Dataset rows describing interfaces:
+++

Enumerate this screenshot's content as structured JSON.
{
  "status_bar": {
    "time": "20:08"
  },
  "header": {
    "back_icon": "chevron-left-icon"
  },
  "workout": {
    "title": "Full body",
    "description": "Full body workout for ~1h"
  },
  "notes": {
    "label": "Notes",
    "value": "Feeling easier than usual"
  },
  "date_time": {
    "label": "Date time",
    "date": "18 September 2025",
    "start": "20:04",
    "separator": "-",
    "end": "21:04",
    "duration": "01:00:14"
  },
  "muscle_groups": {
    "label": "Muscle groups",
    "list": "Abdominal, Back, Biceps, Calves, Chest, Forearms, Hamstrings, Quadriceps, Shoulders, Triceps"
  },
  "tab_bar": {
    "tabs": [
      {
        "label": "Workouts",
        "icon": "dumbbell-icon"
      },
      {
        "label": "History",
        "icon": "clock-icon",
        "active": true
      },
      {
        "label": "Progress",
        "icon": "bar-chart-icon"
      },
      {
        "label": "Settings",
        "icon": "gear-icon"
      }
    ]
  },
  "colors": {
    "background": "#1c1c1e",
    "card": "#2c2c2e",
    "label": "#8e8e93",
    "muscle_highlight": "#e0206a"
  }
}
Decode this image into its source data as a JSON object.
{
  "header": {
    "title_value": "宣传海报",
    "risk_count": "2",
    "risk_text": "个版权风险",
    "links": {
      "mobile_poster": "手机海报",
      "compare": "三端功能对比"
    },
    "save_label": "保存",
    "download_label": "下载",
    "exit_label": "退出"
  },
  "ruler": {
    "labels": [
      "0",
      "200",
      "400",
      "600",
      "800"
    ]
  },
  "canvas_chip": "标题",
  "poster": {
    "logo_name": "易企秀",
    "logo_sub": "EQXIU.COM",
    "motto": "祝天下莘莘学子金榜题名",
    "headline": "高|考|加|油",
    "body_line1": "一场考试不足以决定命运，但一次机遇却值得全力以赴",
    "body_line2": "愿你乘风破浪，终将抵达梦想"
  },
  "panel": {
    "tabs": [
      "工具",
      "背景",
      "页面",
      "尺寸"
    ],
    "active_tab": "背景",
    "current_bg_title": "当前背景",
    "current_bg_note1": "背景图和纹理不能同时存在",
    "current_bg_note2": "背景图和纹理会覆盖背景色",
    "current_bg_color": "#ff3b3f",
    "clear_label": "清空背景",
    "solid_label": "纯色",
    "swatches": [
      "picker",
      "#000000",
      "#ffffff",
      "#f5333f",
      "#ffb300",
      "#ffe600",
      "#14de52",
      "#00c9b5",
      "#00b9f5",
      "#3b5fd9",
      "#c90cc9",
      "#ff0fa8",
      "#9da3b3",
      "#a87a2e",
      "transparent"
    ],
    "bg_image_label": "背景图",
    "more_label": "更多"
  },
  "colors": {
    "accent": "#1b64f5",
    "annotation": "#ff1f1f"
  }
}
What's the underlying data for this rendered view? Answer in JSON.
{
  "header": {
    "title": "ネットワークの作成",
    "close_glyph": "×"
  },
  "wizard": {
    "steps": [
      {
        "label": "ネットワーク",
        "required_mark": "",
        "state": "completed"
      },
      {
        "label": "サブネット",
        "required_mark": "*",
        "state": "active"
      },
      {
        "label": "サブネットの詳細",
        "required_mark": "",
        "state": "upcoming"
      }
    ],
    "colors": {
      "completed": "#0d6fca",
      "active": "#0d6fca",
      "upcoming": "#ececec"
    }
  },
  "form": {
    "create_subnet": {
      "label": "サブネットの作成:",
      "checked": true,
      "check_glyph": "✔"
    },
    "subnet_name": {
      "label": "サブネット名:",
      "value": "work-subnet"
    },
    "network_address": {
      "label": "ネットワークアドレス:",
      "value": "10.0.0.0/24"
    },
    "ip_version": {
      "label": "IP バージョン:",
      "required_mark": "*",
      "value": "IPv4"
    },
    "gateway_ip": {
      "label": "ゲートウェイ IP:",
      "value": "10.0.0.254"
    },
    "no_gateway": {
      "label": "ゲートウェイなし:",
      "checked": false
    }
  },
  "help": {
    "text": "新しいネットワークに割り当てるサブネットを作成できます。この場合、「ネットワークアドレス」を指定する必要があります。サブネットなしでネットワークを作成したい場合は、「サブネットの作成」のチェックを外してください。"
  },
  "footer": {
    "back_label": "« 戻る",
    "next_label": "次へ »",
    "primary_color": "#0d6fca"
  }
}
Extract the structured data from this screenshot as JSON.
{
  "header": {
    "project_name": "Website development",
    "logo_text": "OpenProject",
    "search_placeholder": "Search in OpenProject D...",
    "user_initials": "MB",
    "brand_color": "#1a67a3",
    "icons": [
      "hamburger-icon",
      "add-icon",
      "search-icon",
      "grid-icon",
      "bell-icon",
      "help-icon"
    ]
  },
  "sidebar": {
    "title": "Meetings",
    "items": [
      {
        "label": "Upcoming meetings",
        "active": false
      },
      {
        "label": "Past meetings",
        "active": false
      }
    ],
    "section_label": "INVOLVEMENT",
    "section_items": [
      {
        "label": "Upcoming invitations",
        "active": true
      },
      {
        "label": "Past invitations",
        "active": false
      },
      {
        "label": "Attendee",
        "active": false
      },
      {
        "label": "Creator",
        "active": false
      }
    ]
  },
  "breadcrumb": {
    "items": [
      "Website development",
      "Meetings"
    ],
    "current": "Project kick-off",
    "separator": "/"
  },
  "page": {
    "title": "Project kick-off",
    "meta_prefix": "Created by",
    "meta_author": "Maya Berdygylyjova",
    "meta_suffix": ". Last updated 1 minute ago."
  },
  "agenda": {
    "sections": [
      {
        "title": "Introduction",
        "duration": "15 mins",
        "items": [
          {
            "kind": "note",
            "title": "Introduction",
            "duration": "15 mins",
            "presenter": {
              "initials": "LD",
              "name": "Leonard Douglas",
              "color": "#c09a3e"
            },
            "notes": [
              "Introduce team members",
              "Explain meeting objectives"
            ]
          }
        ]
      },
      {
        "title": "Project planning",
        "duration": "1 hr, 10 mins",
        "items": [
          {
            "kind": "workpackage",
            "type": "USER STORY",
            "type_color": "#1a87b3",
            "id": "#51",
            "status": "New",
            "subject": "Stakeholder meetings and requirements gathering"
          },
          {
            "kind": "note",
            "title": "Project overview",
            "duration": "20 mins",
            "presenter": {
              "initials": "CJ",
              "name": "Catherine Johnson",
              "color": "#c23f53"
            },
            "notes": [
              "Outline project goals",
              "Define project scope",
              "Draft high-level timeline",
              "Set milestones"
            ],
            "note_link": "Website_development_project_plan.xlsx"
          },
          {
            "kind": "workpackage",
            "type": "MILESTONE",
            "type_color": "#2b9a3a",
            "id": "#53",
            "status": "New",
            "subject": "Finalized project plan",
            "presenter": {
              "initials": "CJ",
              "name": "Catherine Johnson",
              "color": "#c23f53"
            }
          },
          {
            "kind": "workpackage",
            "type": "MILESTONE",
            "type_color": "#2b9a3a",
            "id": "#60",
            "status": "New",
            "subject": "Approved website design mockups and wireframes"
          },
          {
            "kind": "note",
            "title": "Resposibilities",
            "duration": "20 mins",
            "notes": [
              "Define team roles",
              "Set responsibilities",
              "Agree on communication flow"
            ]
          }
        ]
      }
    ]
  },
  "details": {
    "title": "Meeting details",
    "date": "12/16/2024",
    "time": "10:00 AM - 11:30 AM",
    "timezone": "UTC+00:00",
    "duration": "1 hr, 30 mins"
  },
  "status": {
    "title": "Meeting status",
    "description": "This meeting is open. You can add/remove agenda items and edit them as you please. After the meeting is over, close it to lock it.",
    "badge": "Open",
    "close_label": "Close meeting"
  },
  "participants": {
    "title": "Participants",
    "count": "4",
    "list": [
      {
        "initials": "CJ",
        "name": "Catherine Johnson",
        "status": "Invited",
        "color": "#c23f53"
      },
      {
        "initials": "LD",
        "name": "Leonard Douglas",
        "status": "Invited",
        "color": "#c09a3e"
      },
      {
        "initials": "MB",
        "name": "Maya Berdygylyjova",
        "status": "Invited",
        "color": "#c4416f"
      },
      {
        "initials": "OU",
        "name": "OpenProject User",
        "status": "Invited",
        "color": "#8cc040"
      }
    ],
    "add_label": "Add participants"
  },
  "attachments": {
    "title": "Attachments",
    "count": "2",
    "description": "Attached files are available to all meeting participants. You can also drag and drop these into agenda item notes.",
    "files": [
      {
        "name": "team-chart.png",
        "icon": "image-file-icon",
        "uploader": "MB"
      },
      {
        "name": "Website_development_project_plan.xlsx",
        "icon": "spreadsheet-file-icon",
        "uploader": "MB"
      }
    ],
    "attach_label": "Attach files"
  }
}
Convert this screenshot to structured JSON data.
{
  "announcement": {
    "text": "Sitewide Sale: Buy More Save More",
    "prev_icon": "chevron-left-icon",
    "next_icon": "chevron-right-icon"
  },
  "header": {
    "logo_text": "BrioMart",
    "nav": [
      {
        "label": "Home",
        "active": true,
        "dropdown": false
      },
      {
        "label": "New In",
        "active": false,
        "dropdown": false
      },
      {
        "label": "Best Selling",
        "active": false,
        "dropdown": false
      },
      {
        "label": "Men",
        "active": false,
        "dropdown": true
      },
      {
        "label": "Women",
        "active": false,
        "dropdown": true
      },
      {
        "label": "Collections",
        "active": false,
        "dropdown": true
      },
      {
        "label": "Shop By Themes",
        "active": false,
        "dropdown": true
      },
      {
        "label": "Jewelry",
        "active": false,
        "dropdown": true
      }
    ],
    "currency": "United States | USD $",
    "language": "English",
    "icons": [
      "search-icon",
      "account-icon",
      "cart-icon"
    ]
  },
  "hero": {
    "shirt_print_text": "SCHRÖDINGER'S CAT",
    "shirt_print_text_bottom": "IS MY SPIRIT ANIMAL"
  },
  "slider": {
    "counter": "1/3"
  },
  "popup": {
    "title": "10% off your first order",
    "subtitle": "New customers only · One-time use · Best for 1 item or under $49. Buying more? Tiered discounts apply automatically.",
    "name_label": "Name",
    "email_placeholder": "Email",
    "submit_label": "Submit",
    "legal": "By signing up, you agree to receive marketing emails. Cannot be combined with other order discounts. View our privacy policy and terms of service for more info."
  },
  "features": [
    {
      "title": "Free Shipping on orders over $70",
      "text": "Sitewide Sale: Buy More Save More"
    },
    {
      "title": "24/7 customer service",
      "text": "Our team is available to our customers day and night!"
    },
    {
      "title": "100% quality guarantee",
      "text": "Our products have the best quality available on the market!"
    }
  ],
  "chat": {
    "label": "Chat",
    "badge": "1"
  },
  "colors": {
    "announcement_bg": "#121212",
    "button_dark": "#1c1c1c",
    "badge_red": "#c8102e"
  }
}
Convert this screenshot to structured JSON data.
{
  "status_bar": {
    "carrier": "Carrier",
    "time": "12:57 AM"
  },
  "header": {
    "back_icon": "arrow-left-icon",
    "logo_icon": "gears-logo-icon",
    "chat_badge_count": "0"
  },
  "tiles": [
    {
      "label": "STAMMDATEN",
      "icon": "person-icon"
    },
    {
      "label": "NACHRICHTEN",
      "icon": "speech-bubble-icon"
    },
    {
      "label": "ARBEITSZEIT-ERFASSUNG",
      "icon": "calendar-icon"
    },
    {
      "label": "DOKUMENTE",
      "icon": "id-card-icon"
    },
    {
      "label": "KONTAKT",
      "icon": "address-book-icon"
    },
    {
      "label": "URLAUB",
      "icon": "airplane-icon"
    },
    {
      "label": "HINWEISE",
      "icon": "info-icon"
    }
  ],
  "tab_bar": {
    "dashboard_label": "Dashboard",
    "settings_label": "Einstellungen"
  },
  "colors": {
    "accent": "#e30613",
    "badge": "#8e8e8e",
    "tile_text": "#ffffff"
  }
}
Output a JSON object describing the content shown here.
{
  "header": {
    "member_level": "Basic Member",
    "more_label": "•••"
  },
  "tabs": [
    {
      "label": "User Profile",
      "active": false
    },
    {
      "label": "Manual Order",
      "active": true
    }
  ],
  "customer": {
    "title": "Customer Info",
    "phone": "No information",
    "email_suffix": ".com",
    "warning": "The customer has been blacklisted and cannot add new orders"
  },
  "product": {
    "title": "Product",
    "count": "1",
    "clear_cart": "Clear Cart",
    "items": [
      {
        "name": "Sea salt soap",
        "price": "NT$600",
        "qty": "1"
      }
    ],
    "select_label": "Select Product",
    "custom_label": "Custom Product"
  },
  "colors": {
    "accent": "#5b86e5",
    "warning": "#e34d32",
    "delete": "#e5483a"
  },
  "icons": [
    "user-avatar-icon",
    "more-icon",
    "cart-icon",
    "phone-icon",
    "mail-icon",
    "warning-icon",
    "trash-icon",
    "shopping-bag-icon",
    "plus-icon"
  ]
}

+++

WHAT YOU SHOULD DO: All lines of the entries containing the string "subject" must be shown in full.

ANSWER TO THE PROBLEM:
            "subject": "Stakeholder meetings and requirements gathering"
            "subject": "Finalized project plan",
            "subject": "Approved website design mockups and wireframes"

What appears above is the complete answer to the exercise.